Francois Mackandal was a charismatic and skilled leader of a slave revolt in Haiti in the 18th century. Mackandal was probably of West African or Congolese origin brought to St Domingue as a slave at the age of 12, it is believed he was sold to Lenormand plantation.
As an adult he escaped the plantation and leader a revolt against French slaver owners and plantations. He was supposed to have a lost his left hand and part of his left arm while a slave. How this happened is often disputed, some sources claim his arm was crushed in an accident with a Sugar press and then was cast out from the plantation, other historians he fled the plantation after being sentenced to 50 lashes (which would kill most people) but the plantation owners where loath to admit a slave had the skill and brains to escape his white captors. The anthropologist Mark Davis puts forward the theory based on carefully filtered oral history that Mackandal had been well educated before he was a slave and could both read and write Arabic Fluently, a possibility due to the contact of Arab slavers and traders in the Congo and West Africa, that Mackandal was intelligent and well versed in herbalism is without doubt.
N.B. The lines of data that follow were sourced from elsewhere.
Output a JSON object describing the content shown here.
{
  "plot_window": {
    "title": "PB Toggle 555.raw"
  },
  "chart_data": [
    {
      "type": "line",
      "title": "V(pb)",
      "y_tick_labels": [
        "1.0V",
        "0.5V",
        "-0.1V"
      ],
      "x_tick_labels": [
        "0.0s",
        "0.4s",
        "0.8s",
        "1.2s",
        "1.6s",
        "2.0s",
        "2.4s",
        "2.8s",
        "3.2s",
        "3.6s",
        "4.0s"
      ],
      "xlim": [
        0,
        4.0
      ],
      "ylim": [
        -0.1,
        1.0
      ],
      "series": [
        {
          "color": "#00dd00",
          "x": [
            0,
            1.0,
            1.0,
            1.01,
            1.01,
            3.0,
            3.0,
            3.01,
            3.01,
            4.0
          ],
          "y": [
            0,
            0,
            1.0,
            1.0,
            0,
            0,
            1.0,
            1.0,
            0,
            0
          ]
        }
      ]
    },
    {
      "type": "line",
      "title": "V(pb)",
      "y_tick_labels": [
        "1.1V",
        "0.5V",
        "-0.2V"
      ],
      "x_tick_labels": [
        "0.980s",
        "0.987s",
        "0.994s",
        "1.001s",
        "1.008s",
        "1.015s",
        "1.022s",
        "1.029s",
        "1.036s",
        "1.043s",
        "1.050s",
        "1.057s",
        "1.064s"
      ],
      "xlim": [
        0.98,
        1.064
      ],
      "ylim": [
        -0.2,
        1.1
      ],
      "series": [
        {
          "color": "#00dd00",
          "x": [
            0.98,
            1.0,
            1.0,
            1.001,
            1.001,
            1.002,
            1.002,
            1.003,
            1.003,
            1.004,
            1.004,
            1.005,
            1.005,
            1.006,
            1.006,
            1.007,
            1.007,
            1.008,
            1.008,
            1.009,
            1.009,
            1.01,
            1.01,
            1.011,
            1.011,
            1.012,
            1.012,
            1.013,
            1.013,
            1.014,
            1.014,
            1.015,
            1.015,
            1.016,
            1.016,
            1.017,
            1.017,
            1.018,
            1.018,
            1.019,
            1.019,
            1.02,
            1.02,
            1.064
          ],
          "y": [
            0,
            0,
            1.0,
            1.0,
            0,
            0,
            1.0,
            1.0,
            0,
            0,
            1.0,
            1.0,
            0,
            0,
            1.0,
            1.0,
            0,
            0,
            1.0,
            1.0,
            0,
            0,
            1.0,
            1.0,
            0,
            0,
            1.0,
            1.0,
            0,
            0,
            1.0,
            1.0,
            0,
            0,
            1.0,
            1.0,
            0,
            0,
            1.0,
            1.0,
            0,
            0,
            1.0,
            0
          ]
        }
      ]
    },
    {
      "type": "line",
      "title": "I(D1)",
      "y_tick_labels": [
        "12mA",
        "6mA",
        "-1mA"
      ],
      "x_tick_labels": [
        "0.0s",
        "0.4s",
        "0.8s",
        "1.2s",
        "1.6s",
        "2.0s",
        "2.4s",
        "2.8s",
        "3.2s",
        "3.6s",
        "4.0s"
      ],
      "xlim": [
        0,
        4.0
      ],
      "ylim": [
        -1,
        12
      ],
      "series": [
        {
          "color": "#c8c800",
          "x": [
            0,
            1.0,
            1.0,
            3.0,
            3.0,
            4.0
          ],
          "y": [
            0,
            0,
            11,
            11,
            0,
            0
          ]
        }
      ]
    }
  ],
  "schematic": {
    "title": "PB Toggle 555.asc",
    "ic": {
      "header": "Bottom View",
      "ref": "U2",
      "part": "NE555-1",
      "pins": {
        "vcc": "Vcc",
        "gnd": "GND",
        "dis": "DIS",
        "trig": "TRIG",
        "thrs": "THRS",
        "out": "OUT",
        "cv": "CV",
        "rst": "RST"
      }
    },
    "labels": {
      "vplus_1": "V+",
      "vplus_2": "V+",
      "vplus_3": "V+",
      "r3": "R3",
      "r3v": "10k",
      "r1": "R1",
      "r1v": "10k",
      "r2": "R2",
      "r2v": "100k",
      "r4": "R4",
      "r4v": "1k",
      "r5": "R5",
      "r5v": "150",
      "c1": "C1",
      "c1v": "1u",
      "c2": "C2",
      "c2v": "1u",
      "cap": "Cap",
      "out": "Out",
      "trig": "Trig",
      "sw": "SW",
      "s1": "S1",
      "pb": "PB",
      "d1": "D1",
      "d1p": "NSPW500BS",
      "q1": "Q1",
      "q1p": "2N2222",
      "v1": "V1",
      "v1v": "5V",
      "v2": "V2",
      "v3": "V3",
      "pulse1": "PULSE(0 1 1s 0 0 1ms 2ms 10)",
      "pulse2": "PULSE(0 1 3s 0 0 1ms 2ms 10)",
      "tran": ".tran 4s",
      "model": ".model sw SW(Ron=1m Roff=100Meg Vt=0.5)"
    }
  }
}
Whatever his origin 12 years after fleeing the plantation Mackandal united a group of ‘Marows or Maroons in the remote mountain areas of Haiti to fight the French. The Maroons where a mixture of the surviving American Indians and escaped black slaves. The native population the Tainos had been nearly exterminated by first Spanish and then French colonization, introduced diseases and slavery. The Maroons combined both Native American wilderness skills with Africa agriculture and skills brought by the escaped slaves of many nations. Mackandal became a guerrilla leader uniting various isolated communities in the mountains to strike back against the colonists. He used slaves still working on the plantations as intelligence network while his Maroon forces would raid and burn plantations. Mackandal and his guerrillas used local plants to produce poison which was then given to slaves to poison their masters. This was an excellent terror weapon and the French authorities feared that many Land owners would leave Haiti because of the risk of poisoning, it is estimated that Mackandal’s forces killed over 6,000 during the 6 years of insurrection.
On 20th January 1758 Mackandal was sentenced to be burnt at the stake, a common punishment for slaves, following his betrayal by a female slave who was tortured after capture. Mackandal was renown for escaping capture and many stories surround his death, some say that he escaped as the robs binding him to the stake were loose due to the stump of his left hand, other stories are of a mythical nature claiming that his soul escaped the flames and his spirit still wanders Haiti. Many of these had root in the fact that Francois was a Voodo Houngan or priest and often prophesied that one day the slaves would win their freedom, he also claimed that his was immortal. Mackandal in many ways sowed the seeds for the later success of Toussaint Louverture who was to lead the first successful revolt of against European Colonialist powers.
|Slave Revolts, Johannes M. Postma. A detailed and academic book covering a wide range of periods and events this book looks at age, gender caste and class issues as well as ethnicity as casual factors in various rebellions. Includes Primary documents and biographies of key figures.|
|Black Rebellion: Five Slave Revolts, Thomas Wentworth Higginson. Written by the abolitionist, civil rights author and commander of the first African-American regiment in the American Civil war, Thomas Wentworth Higginson who died in 1911 this is an interesting view on 5 Slave revolts in the Caribbean, Latin American and the US.|